The Struggle to Sterilization: An Interview with Childfree Woman of 2016
There has been a lot of buzz lately about women’s reproductive rights. After reading the many stories of women speaking out about their method of choice for birth control, I was even inspired to share mine. I also felt encouraged to get in touch Crystal Money, 2016 Childfree Woman of the Year. Although Crystal was not nominated for the way in which she remains childfree, her tubal ligation has certainly sparked interest. In fact, Crystal will be giving a TedX talk next month about her recent sterilization surgery. Prepare to be emboldened as we hear from Mrs. Money herself:
In your interview with Laura Carroll, you mentioned trying a variety of birth control methods at the insistence of your doctors but were unsatisfied with the side effects. Which contraceptives did you try before ultimately choosing a tubal ligation? Can you elaborate on the side effects?
I honestly don’t remember the names of all of the pills I tried, but I can say that I tried a variety of pills over the course of several years, and the worst side effects were frequent night terrors and night sweats. The shot option made me bleed non-stop for four months. Then the last option I tried at the insistence of doctors was an IUD. With the IUD I felt a constant depression and as if I was always being jabbed from the inside. While these side effects aren’t detrimental, I just didn’t see a reason to have any of them when I knew that I never wanted children. For the past 5 years, I have known for certain that I wanted a tubal ligation, and the only thing standing in my way were all of these alternatives that the doctors were actually willing to prescribe.
Being married, did you consider a vasectomy for your husband?
He actually got a vasectomy before I got a tubal ligation. All he had to do was walk in and ask for it once for a doctor to oblige. My tubal ligation was on principle. I was determined not to be denied my rights to make my own choices for my body. While my husband was sterile, I still felt trapped in a body that had the ability to give me a life that I did not want. Getting the surgery also did wonders for ending the conversation with my family.
Did anyone try to talk you out of having a tubal ligation?

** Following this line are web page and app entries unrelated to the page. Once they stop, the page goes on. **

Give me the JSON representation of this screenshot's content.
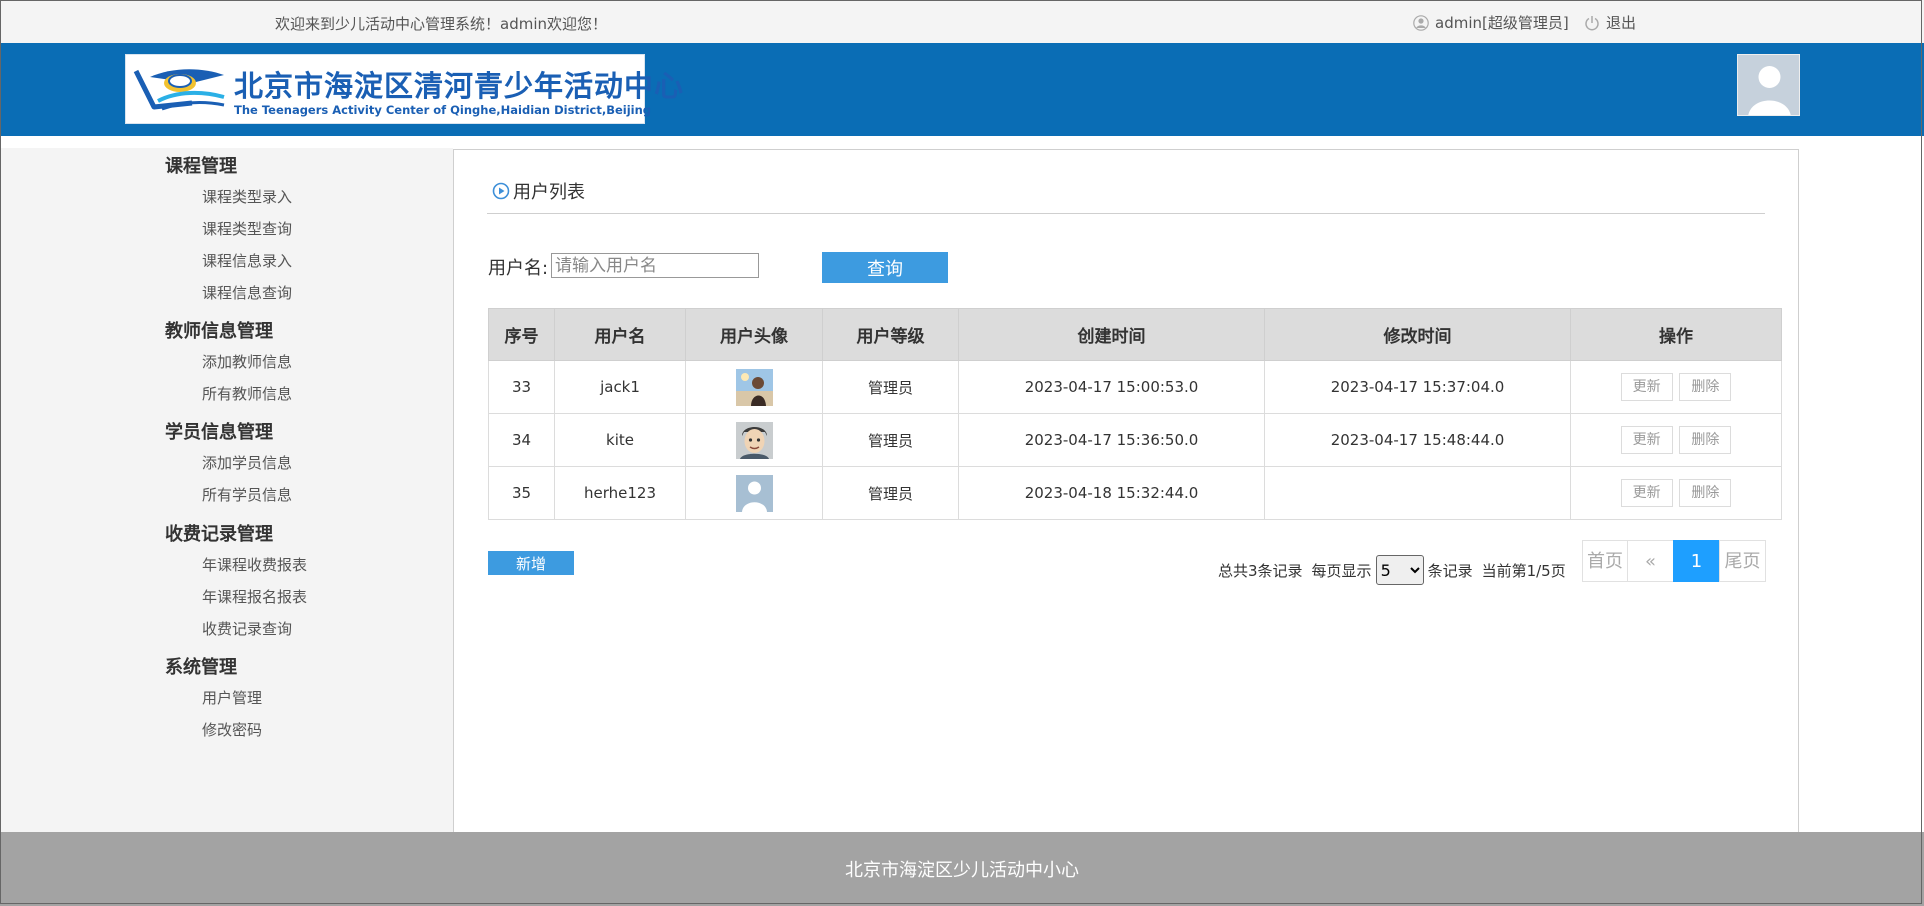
{
  "topbar": {
    "welcome": "欢迎来到少儿活动中心管理系统！admin欢迎您！",
    "user": "admin[超级管理员]",
    "logout": "退出"
  },
  "header": {
    "logo_cn": "北京市海淀区清河青少年活动中心",
    "logo_en": "The Teenagers Activity Center of Qinghe,Haidian District,Beijing"
  },
  "sidebar": {
    "groups": [
      {
        "title": "课程管理",
        "items": [
          "课程类型录入",
          "课程类型查询",
          "课程信息录入",
          "课程信息查询"
        ]
      },
      {
        "title": "教师信息管理",
        "items": [
          "添加教师信息",
          "所有教师信息"
        ]
      },
      {
        "title": "学员信息管理",
        "items": [
          "添加学员信息",
          "所有学员信息"
        ]
      },
      {
        "title": "收费记录管理",
        "items": [
          "年课程收费报表",
          "年课程报名报表",
          "收费记录查询"
        ]
      },
      {
        "title": "系统管理",
        "items": [
          "用户管理",
          "修改密码"
        ]
      }
    ]
  },
  "main": {
    "title": "用户列表",
    "search_label": "用户名:",
    "search_placeholder": "请输入用户名",
    "search_button": "查询",
    "columns": [
      "序号",
      "用户名",
      "用户头像",
      "用户等级",
      "创建时间",
      "修改时间",
      "操作"
    ],
    "rows": [
      {
        "id": "33",
        "username": "jack1",
        "avatar": "photo-avatar-icon",
        "level": "管理员",
        "created": "2023-04-17 15:00:53.0",
        "modified": "2023-04-17 15:37:04.0"
      },
      {
        "id": "34",
        "username": "kite",
        "avatar": "cartoon-avatar-icon",
        "level": "管理员",
        "created": "2023-04-17 15:36:50.0",
        "modified": "2023-04-17 15:48:44.0"
      },
      {
        "id": "35",
        "username": "herhe123",
        "avatar": "default-avatar-icon",
        "level": "管理员",
        "created": "2023-04-18 15:32:44.0",
        "modified": ""
      }
    ],
    "update_label": "更新",
    "delete_label": "删除",
    "add_button": "新增",
    "pager": {
      "total_text": "总共3条记录",
      "per_page_label": "每页显示",
      "per_page_value": "5",
      "per_page_suffix": "条记录",
      "current_text": "当前第1/5页",
      "first": "首页",
      "prev": "«",
      "current": "1",
      "last": "尾页"
    }
  },
  "footer": {
    "text": "北京市海淀区少儿活动中小心"
  },
  "colors": {
    "header_blue": "#0a6db5",
    "button_blue": "#3d9be0",
    "pager_active": "#1e9fff",
    "footer_gray": "#a3a3a3"
  }
}
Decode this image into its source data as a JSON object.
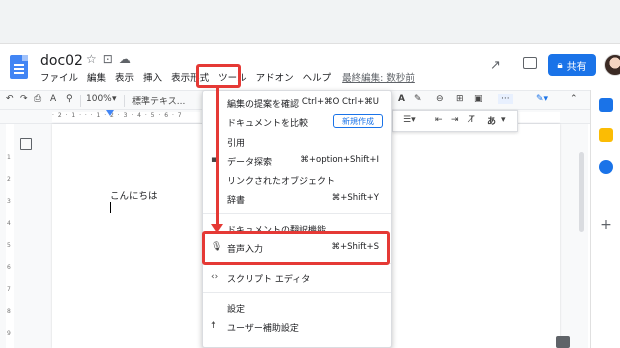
{
  "doc": {
    "title": "doc02"
  },
  "menubar": {
    "file": "ファイル",
    "edit": "編集",
    "view": "表示",
    "insert": "挿入",
    "format": "表示形式",
    "tools": "ツール",
    "addons": "アドオン",
    "help": "ヘルプ",
    "last_edit": "最終編集: 数秒前"
  },
  "header": {
    "share_label": "共有"
  },
  "toolbar": {
    "zoom": "100%",
    "style": "標準テキス..."
  },
  "page": {
    "body_text": "こんにちは"
  },
  "dropdown": {
    "items": [
      {
        "label": "編集の提案を確認",
        "shortcut": "Ctrl+⌘O Ctrl+⌘U"
      },
      {
        "label": "ドキュメントを比較",
        "badge": "新規作成"
      },
      {
        "label": "引用"
      },
      {
        "label": "データ探索",
        "shortcut": "⌘+option+Shift+I"
      },
      {
        "label": "リンクされたオブジェクト"
      },
      {
        "label": "辞書",
        "shortcut": "⌘+Shift+Y"
      },
      {
        "label": "ドキュメントの翻訳機能"
      },
      {
        "label": "音声入力",
        "shortcut": "⌘+Shift+S"
      },
      {
        "label": "スクリプト エディタ"
      },
      {
        "label": "設定"
      },
      {
        "label": "ユーザー補助設定"
      }
    ]
  },
  "format_strip": {
    "ime_label": "あ"
  },
  "colors": {
    "accent": "#1a73e8",
    "highlight": "#e53935"
  }
}
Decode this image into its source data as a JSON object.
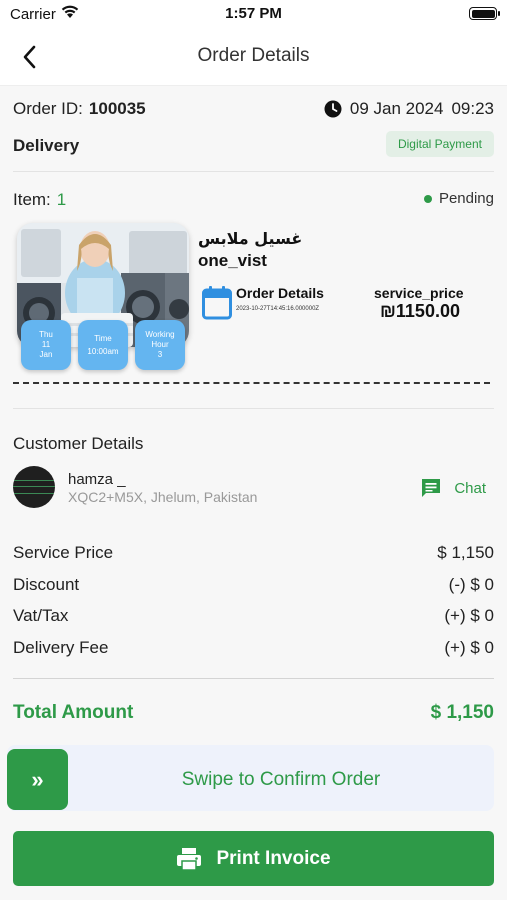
{
  "status_bar": {
    "carrier": "Carrier",
    "time": "1:57 PM"
  },
  "nav": {
    "title": "Order Details"
  },
  "order": {
    "id_label": "Order ID:",
    "id_value": "100035",
    "date": "09 Jan 2024",
    "time": "09:23",
    "type": "Delivery",
    "payment_badge": "Digital Payment"
  },
  "item": {
    "label": "Item:",
    "count": "1",
    "status": "Pending",
    "name_arabic": "غسيل ملابس",
    "name": "one_vist",
    "details_label": "Order Details",
    "details_timestamp": "2023-10-27T14:45:16.000000Z",
    "price_label": "service_price",
    "price_value": "₪1150.00",
    "chips": {
      "day": [
        "Thu",
        "11",
        "Jan"
      ],
      "time": [
        "Time",
        "10:00am"
      ],
      "hours": [
        "Working",
        "Hour",
        "3"
      ]
    }
  },
  "customer": {
    "title": "Customer Details",
    "name": "hamza _",
    "address": "XQC2+M5X, Jhelum, Pakistan",
    "chat_label": "Chat"
  },
  "pricing": [
    {
      "label": "Service Price",
      "value": "$ 1,150"
    },
    {
      "label": "Discount",
      "value": "(-) $ 0"
    },
    {
      "label": "Vat/Tax",
      "value": "(+) $ 0"
    },
    {
      "label": "Delivery Fee",
      "value": "(+) $ 0"
    }
  ],
  "total": {
    "label": "Total Amount",
    "value": "$ 1,150"
  },
  "actions": {
    "swipe_icon": "»",
    "swipe_label": "Swipe to Confirm Order",
    "print_label": "Print Invoice"
  },
  "colors": {
    "accent": "#2e9a48",
    "chip": "#64b5f0",
    "badge_bg": "#e3efe6"
  },
  "icons": [
    "wifi-icon",
    "battery-icon",
    "back-chevron-icon",
    "clock-icon",
    "calendar-icon",
    "chat-icon",
    "printer-icon",
    "double-chevron-icon"
  ]
}
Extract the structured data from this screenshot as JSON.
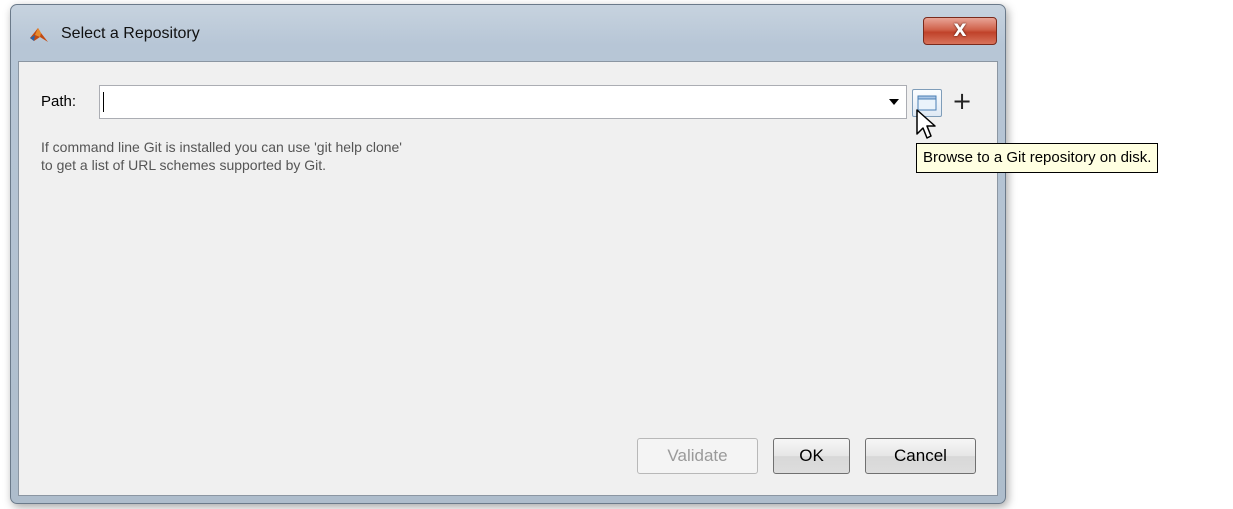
{
  "window": {
    "title": "Select a Repository",
    "close_label": "X"
  },
  "path": {
    "label": "Path:",
    "value": "",
    "placeholder": ""
  },
  "help": {
    "line1": "If command line Git is installed you can use 'git help clone'",
    "line2": "to get a list of URL schemes supported by Git."
  },
  "buttons": {
    "validate": "Validate",
    "ok": "OK",
    "cancel": "Cancel",
    "add": "+"
  },
  "tooltip": {
    "text": "Browse to a Git repository on disk."
  },
  "icons": {
    "app": "matlab-icon",
    "dropdown": "chevron-down-icon",
    "browse": "folder-icon",
    "add": "plus-icon",
    "cursor": "arrow-cursor-icon",
    "close": "close-icon"
  },
  "colors": {
    "tooltip_bg": "#ffffe1",
    "close_button": "#c0422a",
    "dialog_bg": "#f0f0f0"
  }
}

Every single doctor, even the one who performed the operation, tried to talk me out of it. I was told everything from how much I will regret it, to consider the feelings of my second or third husbands (That being said, my marriage is wonderful and I was more perplexed as to where they were getting off telling me it wasn’t.) The doctor who performed the surgery was actually most worried about how my mom felt about this choice (note that I am almost 30.) For this reason, I asked my mom to take me to the surgery and to prove a point to the doctor. My mom will always support my decisions and let me be me.
I actually kept my choice to get a tubal ligation from much of my family until it was over because I didn’t want to hear all of the reasons I shouldn’t get it. Post-surgery, I have lots of people questioning my choice and perplexed as to why I would do that to myself (as if it were bad for me), but I usually cut them off and end the conversation. It is my choice not to have children, and it is the best decision I’ve ever made.
Why do you feel so strongly that tubal ligation is the best form of birth control for you personally?
As I mentioned above, I really felt trapped in a body that could someday give me a life I didn’t want. I understand there are other options such as abortion, but the stigma and potential trauma of maybe having to go through that someday really scared me. As someone who has an active anxiety disorder, I tend to choose options that will best calm my mind, and you can’t get much calmer than the assurance that it is all over. I woke up from the tubal ligation surgery with the reassuring calmness that I would never have to have a life that I wholeheartedly do not want. Also, I am terrible at keeping up with taking daily medicine, so taking pills was stressful for that reason alone.
Would you recommend this surgery to other young women who are considering types of long-acting birth control?
Absolutely. My mental stress has greatly decreased after getting the tubal ligation. Not only do I never have to worry about being pregnant or keeping up with birth control, but my whole outlook has changed. Because having children is no longer an option for me, my path in life is so much more clear and I deal with less outside pressures to have children. If there is one way to shut people up, it is to get rid of the option altogether. I am beyond proud of my choices and accomplishments when it comes to being childfree, and that gives me so much hope for my future.
Are you at all worried about regretting this surgery at a later date?
Not at all. If for some wild reason I did change my mind in the future, I would adopt maybe a tween or teenager just to give someone a positive future. I’ve never had the maternal desires to be around babies and children.
Lastly, what do you think needs to change in order for other women to avoid similar struggles to sterilization?
Going through the experience of being rejected by doctor after doctor opened my eyes to the true patriarchy that is our medical system. Not everyone NEEDS to have kids, especially those who do not want to or simply shouldn’t for one reason or another. Pronatalism is oppressively the normative of society, and since societal norms are tough to change, I think the best thing for us childfree people to do is accept and create acceptance for being non-normative.